### [YOUR ASSIGNMENT]
In the response, the entries must appear exactly as supplied.

### [MATERIALS PROVIDED]
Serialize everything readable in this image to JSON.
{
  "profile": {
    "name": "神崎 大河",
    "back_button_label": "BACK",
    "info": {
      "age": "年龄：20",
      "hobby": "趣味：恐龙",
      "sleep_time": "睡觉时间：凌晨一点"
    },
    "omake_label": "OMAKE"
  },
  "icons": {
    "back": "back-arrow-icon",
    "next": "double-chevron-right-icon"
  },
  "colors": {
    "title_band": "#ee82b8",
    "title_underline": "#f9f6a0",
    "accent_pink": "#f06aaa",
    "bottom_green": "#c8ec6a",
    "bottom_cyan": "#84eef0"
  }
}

### [SOLUTION TO THIS PROBLEM]
Serialize everything readable in this image to JSON.
{
  "profile": {
    "name": "神崎 大河",
    "back_button_label": "BACK",
    "info": {
      "age": "年龄：20",
      "hobby": "趣味：恐龙",
      "sleep_time": "睡觉时间：凌晨一点"
    },
    "omake_label": "OMAKE"
  },
  "icons": {
    "back": "back-arrow-icon",
    "next": "double-chevron-right-icon"
  },
  "colors": {
    "title_band": "#ee82b8",
    "title_underline": "#f9f6a0",
    "accent_pink": "#f06aaa",
    "bottom_green": "#c8ec6a",
    "bottom_cyan": "#84eef0"
  }
}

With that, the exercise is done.